Entering her seventh decade, Emmy has tried — sometimes successfully but often not — to keep up with both viewers’ appetites and critical acclaim. It’s not always an easy task picking what’s best in a television landscape that has both a healthy turnover every fall and a selection of Nielsen-friendly series that return year after year.There can be so much to choose from in one given season that making the “right” choice can be downright impossible. There’s even a school of thought that feels that several current shows — “The Sopranos,” at pay cabler HBO, to “Everybody Loves Raymond,” “The West Wing” and “The Practice,” from the Big Three nets, are just a few examples — are consistently more rewarding than bigscreen fare, though Emmy is often thought of as Oscar’s little sister. While the film community tends to get more attention, TV’s creative community has every reason to be proud of its accomplishments over the years. Looking to make sure that voters aren’t left behind when it comes to appraising new and innovative fare, the Academy of Television Arts & Sciences pronounced a change in this year’s voting system, eliminating judging panels and allowing voters to watch videotapes at home. There’s been some debate as to whether this will have a drastic effect on the winners, but already there are more people taking part in the process, which can only be considered a step in the right direction. That’s not to say Emmy hasn’t made her share of mistakes. Television legends like Jackie Gleason, Gracie Allen, Andy Griffith and Jack Paar, just to name a few, have never won, and shows and/or actors who may have passed their finest moments have been awarded, sometimes even to their own amazement.

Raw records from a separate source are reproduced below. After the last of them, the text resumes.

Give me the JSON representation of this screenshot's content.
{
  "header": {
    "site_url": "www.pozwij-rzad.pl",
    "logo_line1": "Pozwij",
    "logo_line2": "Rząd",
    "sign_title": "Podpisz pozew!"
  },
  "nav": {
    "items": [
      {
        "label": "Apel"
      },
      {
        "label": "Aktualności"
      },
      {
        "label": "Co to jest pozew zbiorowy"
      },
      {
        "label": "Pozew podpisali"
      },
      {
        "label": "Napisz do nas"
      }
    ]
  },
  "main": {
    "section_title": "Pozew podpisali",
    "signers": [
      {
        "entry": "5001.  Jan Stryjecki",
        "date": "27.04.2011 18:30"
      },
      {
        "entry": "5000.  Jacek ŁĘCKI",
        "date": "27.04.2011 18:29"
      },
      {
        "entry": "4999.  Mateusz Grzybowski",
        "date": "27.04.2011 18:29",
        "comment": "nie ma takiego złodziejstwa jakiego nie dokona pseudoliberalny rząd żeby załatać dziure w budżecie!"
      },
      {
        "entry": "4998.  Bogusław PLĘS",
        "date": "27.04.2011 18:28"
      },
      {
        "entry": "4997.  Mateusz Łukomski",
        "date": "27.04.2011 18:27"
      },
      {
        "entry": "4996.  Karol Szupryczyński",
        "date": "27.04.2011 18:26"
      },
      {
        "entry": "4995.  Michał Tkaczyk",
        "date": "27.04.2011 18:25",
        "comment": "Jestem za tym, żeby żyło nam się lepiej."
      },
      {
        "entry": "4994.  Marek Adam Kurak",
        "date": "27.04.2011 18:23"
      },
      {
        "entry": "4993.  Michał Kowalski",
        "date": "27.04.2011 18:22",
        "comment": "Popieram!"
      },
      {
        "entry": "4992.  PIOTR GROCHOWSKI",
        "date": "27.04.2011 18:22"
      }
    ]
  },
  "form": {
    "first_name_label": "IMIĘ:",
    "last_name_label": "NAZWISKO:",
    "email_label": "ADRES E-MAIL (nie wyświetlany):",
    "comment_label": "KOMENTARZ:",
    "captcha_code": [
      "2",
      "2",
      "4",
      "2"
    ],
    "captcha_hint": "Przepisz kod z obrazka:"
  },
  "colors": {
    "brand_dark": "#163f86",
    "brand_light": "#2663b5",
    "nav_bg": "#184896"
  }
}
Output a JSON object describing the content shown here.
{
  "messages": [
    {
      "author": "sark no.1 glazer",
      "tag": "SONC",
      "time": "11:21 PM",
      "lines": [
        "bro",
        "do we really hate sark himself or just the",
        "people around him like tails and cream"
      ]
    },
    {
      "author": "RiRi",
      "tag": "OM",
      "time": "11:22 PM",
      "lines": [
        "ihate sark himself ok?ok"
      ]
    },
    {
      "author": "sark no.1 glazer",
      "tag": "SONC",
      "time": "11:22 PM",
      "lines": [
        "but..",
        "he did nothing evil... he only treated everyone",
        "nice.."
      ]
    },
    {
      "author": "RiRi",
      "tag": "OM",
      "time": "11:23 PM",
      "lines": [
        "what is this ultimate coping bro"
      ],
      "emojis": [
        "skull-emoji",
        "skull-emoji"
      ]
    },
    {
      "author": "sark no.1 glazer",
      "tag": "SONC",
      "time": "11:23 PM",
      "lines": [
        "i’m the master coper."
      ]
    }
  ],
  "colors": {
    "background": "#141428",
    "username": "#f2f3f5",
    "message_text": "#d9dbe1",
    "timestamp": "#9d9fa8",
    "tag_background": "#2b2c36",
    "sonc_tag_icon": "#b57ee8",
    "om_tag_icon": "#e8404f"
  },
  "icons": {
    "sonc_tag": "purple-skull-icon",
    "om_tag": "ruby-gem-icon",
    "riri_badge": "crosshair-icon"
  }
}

This Daily Variety commemorative look at the Emmys aims to let the reader evaluate how Emmy has affected the television community and how the awards plan to move forward. One thing seems certain: Emmy is no longer looking to keep up with the crowd, but, this time, to lead.